Task to complete: Below are some records; reproduce every one of them exactly.

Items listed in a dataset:
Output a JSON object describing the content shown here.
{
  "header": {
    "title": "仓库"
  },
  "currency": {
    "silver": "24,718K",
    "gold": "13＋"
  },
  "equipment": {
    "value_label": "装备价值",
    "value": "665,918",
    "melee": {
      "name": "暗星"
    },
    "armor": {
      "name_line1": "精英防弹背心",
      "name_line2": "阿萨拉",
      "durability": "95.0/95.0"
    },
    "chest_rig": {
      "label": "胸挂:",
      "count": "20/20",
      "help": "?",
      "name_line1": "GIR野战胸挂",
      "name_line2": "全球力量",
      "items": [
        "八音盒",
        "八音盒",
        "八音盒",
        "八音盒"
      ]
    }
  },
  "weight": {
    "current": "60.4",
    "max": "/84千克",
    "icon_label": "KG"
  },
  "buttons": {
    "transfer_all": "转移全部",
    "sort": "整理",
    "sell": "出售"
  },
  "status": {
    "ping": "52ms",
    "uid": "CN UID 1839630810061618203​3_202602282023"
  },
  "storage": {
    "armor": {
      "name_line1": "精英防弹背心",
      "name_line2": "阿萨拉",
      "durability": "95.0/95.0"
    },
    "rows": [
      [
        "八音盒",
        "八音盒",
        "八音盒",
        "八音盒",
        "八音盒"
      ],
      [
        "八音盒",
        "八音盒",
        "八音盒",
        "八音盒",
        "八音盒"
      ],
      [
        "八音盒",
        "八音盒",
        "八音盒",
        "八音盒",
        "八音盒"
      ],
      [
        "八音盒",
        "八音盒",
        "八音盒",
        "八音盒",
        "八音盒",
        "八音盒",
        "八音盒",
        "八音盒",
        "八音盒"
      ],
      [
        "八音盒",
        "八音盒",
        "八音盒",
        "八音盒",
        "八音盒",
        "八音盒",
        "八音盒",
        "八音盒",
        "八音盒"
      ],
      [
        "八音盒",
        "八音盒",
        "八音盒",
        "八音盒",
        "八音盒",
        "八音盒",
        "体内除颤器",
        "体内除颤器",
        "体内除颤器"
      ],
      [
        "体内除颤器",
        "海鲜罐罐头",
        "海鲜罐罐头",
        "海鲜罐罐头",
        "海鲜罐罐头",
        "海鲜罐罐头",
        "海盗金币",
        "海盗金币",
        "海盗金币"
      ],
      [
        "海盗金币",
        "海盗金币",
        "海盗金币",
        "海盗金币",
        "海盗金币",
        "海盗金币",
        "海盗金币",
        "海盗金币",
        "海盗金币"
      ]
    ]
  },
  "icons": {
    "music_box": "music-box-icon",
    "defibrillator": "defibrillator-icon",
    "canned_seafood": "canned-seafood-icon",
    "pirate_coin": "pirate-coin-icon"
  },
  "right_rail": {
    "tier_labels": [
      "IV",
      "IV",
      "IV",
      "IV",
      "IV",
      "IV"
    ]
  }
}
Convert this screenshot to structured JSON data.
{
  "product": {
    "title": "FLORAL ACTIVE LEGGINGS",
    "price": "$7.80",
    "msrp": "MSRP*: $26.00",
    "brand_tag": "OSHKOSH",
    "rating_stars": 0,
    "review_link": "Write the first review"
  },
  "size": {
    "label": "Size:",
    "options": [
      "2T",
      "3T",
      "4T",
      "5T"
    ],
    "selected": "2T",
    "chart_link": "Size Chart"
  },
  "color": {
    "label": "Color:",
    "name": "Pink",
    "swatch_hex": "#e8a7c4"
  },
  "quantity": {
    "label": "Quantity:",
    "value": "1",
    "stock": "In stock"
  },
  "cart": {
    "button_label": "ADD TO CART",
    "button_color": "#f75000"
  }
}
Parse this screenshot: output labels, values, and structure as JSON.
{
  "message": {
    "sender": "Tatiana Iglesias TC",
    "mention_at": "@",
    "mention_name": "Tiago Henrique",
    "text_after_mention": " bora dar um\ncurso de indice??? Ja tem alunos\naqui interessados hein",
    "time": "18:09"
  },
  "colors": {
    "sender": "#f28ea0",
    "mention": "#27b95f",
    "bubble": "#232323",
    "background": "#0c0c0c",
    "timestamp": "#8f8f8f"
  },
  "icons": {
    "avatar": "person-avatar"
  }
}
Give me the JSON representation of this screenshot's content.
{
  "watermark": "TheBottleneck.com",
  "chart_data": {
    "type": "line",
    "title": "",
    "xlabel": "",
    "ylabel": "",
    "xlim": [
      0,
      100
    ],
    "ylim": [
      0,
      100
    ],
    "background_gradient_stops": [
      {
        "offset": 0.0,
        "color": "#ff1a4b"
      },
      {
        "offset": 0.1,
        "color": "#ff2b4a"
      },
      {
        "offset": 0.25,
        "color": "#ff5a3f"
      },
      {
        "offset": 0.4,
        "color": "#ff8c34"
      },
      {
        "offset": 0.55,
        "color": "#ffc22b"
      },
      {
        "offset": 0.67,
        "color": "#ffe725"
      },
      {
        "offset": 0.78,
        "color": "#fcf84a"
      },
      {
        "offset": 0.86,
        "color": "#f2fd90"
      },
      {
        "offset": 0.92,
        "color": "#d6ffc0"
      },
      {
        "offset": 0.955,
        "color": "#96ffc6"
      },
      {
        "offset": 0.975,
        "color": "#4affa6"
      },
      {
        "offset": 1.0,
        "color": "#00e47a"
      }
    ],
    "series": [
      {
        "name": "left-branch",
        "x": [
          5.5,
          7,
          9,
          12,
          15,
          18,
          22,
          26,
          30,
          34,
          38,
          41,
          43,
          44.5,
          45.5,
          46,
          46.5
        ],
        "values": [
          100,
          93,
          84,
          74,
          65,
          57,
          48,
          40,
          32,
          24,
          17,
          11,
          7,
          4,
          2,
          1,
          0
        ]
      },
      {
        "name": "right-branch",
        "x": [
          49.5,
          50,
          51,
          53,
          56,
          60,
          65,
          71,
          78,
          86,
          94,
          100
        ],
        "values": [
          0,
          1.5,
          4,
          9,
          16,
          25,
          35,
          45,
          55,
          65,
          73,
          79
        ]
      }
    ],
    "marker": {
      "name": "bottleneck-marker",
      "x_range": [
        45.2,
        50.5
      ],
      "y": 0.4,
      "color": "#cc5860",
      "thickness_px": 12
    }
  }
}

Exercise response:
Output a JSON object describing the content shown here.
{
  "header": {
    "title": "仓库"
  },
  "currency": {
    "silver": "24,718K",
    "gold": "13＋"
  },
  "equipment": {
    "value_label": "装备价值",
    "value": "665,918",
    "melee": {
      "name": "暗星"
    },
    "armor": {
      "name_line1": "精英防弹背心",
      "name_line2": "阿萨拉",
      "durability": "95.0/95.0"
    },
    "chest_rig": {
      "label": "胸挂:",
      "count": "20/20",
      "help": "?",
      "name_line1": "GIR野战胸挂",
      "name_line2": "全球力量",
      "items": [
        "八音盒",
        "八音盒",
        "八音盒",
        "八音盒"
      ]
    }
  },
  "weight": {
    "current": "60.4",
    "max": "/84千克",
    "icon_label": "KG"
  },
  "buttons": {
    "transfer_all": "转移全部",
    "sort": "整理",
    "sell": "出售"
  },
  "status": {
    "ping": "52ms",
    "uid": "CN UID 1839630810061618203​3_202602282023"
  },
  "storage": {
    "armor": {
      "name_line1": "精英防弹背心",
      "name_line2": "阿萨拉",
      "durability": "95.0/95.0"
    },
    "rows": [
      [
        "八音盒",
        "八音盒",
        "八音盒",
        "八音盒",
        "八音盒"
      ],
      [
        "八音盒",
        "八音盒",
        "八音盒",
        "八音盒",
        "八音盒"
      ],
      [
        "八音盒",
        "八音盒",
        "八音盒",
        "八音盒",
        "八音盒"
      ],
      [
        "八音盒",
        "八音盒",
        "八音盒",
        "八音盒",
        "八音盒",
        "八音盒",
        "八音盒",
        "八音盒",
        "八音盒"
      ],
      [
        "八音盒",
        "八音盒",
        "八音盒",
        "八音盒",
        "八音盒",
        "八音盒",
        "八音盒",
        "八音盒",
        "八音盒"
      ],
      [
        "八音盒",
        "八音盒",
        "八音盒",
        "八音盒",
        "八音盒",
        "八音盒",
        "体内除颤器",
        "体内除颤器",
        "体内除颤器"
      ],
      [
        "体内除颤器",
        "海鲜罐罐头",
        "海鲜罐罐头",
        "海鲜罐罐头",
        "海鲜罐罐头",
        "海鲜罐罐头",
        "海盗金币",
        "海盗金币",
        "海盗金币"
      ],
      [
        "海盗金币",
        "海盗金币",
        "海盗金币",
        "海盗金币",
        "海盗金币",
        "海盗金币",
        "海盗金币",
        "海盗金币",
        "海盗金币"
      ]
    ]
  },
  "icons": {
    "music_box": "music-box-icon",
    "defibrillator": "defibrillator-icon",
    "canned_seafood": "canned-seafood-icon",
    "pirate_coin": "pirate-coin-icon"
  },
  "right_rail": {
    "tier_labels": [
      "IV",
      "IV",
      "IV",
      "IV",
      "IV",
      "IV"
    ]
  }
}
Convert this screenshot to structured JSON data.
{
  "product": {
    "title": "FLORAL ACTIVE LEGGINGS",
    "price": "$7.80",
    "msrp": "MSRP*: $26.00",
    "brand_tag": "OSHKOSH",
    "rating_stars": 0,
    "review_link": "Write the first review"
  },
  "size": {
    "label": "Size:",
    "options": [
      "2T",
      "3T",
      "4T",
      "5T"
    ],
    "selected": "2T",
    "chart_link": "Size Chart"
  },
  "color": {
    "label": "Color:",
    "name": "Pink",
    "swatch_hex": "#e8a7c4"
  },
  "quantity": {
    "label": "Quantity:",
    "value": "1",
    "stock": "In stock"
  },
  "cart": {
    "button_label": "ADD TO CART",
    "button_color": "#f75000"
  }
}
Parse this screenshot: output labels, values, and structure as JSON.
{
  "message": {
    "sender": "Tatiana Iglesias TC",
    "mention_at": "@",
    "mention_name": "Tiago Henrique",
    "text_after_mention": " bora dar um\ncurso de indice??? Ja tem alunos\naqui interessados hein",
    "time": "18:09"
  },
  "colors": {
    "sender": "#f28ea0",
    "mention": "#27b95f",
    "bubble": "#232323",
    "background": "#0c0c0c",
    "timestamp": "#8f8f8f"
  },
  "icons": {
    "avatar": "person-avatar"
  }
}
Give me the JSON representation of this screenshot's content.
{
  "watermark": "TheBottleneck.com",
  "chart_data": {
    "type": "line",
    "title": "",
    "xlabel": "",
    "ylabel": "",
    "xlim": [
      0,
      100
    ],
    "ylim": [
      0,
      100
    ],
    "background_gradient_stops": [
      {
        "offset": 0.0,
        "color": "#ff1a4b"
      },
      {
        "offset": 0.1,
        "color": "#ff2b4a"
      },
      {
        "offset": 0.25,
        "color": "#ff5a3f"
      },
      {
        "offset": 0.4,
        "color": "#ff8c34"
      },
      {
        "offset": 0.55,
        "color": "#ffc22b"
      },
      {
        "offset": 0.67,
        "color": "#ffe725"
      },
      {
        "offset": 0.78,
        "color": "#fcf84a"
      },
      {
        "offset": 0.86,
        "color": "#f2fd90"
      },
      {
        "offset": 0.92,
        "color": "#d6ffc0"
      },
      {
        "offset": 0.955,
        "color": "#96ffc6"
      },
      {
        "offset": 0.975,
        "color": "#4affa6"
      },
      {
        "offset": 1.0,
        "color": "#00e47a"
      }
    ],
    "series": [
      {
        "name": "left-branch",
        "x": [
          5.5,
          7,
          9,
          12,
          15,
          18,
          22,
          26,
          30,
          34,
          38,
          41,
          43,
          44.5,
          45.5,
          46,
          46.5
        ],
        "values": [
          100,
          93,
          84,
          74,
          65,
          57,
          48,
          40,
          32,
          24,
          17,
          11,
          7,
          4,
          2,
          1,
          0
        ]
      },
      {
        "name": "right-branch",
        "x": [
          49.5,
          50,
          51,
          53,
          56,
          60,
          65,
          71,
          78,
          86,
          94,
          100
        ],
        "values": [
          0,
          1.5,
          4,
          9,
          16,
          25,
          35,
          45,
          55,
          65,
          73,
          79
        ]
      }
    ],
    "marker": {
      "name": "bottleneck-marker",
      "x_range": [
        45.2,
        50.5
      ],
      "y": 0.4,
      "color": "#cc5860",
      "thickness_px": 12
    }
  }
}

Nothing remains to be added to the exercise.